Mike Russell used his speech at the Constitution Unit on Monday night formally to launch the Scottish Government’s response to the Calman Commission’s report. The response is available here, and a press release summarising Russell’s speech is here. A video podcast will be available on the Constitution Unit’s website, probably early next week.
The response is largely unsurprising. The Scottish Government is critical of the narrowness of remit of the Commission because of its refusal to consider independence, and of the limited scope of its recommendations for fiscal autonomy. It is more welcoming of its practical proposals to extend the scope of devolved powers, limited as they are. It does not welcome the small number of cases where the Commission recommended ‘un-devolving’ powers and returning matters such as the definitions of ‘charity’ and ‘charitable purpose’, or regulation of some health professions. There is a cautious welcome for proposals to enable adaptation of Housing Benefit and Council Tax Benefit to Scottish circumstances.
Perhaps more interesting than what the Scottish Government has said is the fact that it has bothered to say it. The Calman Commission, after all, reported to the bodies that set it up – the UK Government and the Scottish Parliament.
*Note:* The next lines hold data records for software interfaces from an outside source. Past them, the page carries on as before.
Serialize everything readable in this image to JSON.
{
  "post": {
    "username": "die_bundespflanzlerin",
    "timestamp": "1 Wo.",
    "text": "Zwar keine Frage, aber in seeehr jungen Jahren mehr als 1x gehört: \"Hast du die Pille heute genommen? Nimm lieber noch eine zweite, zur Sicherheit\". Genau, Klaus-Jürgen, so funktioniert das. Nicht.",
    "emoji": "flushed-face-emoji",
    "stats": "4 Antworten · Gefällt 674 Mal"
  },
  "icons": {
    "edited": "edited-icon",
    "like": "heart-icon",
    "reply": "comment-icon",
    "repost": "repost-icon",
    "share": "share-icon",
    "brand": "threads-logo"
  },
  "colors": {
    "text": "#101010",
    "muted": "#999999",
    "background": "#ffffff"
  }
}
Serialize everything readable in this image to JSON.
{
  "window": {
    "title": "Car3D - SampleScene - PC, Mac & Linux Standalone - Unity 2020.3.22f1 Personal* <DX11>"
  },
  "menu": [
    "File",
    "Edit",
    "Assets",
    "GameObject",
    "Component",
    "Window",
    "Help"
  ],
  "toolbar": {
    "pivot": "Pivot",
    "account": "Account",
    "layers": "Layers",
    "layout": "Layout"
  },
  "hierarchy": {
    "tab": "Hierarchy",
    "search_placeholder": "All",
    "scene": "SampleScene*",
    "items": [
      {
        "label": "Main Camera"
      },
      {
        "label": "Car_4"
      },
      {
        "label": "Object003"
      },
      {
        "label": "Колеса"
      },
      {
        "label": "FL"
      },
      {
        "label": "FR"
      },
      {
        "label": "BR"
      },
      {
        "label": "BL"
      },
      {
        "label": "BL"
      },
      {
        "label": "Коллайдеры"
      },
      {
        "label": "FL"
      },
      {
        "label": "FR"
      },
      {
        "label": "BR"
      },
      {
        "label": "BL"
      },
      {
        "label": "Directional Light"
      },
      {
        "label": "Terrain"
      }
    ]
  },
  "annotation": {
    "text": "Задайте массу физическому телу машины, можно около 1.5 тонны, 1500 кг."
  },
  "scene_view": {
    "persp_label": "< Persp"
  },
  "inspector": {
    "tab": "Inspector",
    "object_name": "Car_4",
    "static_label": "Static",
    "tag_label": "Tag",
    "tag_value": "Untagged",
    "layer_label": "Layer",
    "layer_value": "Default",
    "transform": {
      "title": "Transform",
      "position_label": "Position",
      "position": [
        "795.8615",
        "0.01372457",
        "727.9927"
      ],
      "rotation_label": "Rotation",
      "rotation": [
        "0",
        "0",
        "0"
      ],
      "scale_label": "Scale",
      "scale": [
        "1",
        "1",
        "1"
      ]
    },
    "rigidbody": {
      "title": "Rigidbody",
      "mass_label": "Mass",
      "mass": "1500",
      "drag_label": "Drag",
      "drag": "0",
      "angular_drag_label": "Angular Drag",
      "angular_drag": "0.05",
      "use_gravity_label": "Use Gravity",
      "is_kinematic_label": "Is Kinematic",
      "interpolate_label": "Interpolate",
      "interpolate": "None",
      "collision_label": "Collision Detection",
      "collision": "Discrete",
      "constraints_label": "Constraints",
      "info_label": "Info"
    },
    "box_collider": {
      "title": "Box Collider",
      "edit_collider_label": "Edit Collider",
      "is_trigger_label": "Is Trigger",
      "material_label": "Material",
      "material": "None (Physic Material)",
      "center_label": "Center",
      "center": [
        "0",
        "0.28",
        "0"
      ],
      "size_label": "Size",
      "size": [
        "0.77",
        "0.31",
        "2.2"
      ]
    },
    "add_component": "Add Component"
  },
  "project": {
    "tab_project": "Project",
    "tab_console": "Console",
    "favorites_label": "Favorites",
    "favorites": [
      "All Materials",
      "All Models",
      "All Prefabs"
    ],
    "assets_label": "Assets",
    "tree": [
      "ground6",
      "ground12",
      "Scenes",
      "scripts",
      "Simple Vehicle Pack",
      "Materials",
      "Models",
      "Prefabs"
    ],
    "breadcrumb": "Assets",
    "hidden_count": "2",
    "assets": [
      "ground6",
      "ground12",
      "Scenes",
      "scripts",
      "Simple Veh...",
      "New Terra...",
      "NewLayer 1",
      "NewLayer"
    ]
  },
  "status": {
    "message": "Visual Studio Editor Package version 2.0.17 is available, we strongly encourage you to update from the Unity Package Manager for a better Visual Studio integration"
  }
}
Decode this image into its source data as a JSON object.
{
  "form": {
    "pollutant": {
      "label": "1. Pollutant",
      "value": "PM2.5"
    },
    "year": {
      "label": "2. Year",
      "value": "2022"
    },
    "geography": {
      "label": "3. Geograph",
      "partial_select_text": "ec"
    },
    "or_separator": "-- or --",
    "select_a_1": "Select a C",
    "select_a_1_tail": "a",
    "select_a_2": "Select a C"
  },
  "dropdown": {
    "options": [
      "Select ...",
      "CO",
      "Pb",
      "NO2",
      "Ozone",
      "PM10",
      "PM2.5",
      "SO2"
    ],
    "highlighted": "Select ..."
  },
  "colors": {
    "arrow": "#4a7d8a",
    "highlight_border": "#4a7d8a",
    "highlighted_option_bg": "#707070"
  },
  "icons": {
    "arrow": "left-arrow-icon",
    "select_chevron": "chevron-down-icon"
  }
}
This response is a convenient way for the Scottish Government to take the debate forward and to identify more clearly areas of disagreement between the Scottish Government and the Commission. However, that cautious welcome may also increase the perception in unionist circles, particularly in London, that any embrace of the Calman recommendations is simply a further concession to ‘the Nats’ and therefore to be resisted. (Given the strength of support in Scotland for more devolution not less, that position is wrong and indeed counterproductive, but it has a lot of supporters on both Conservative and Labour sides of the divide in London.)
Moreover, the Scottish Government has published its response ahead of the UK Government’s formal response, promised for this autumn. The UK Government has similarly yet to respond to the report of the Lords Select Committee on the Barnett Formula (published in July) or the Justice Committee’s report on Devolution: A Decade On (published in May). There’s normally a two-month deadline for such responses, so the Government is running seriously late on both. The smaller government has been able to outpace a larger one by quite a margin.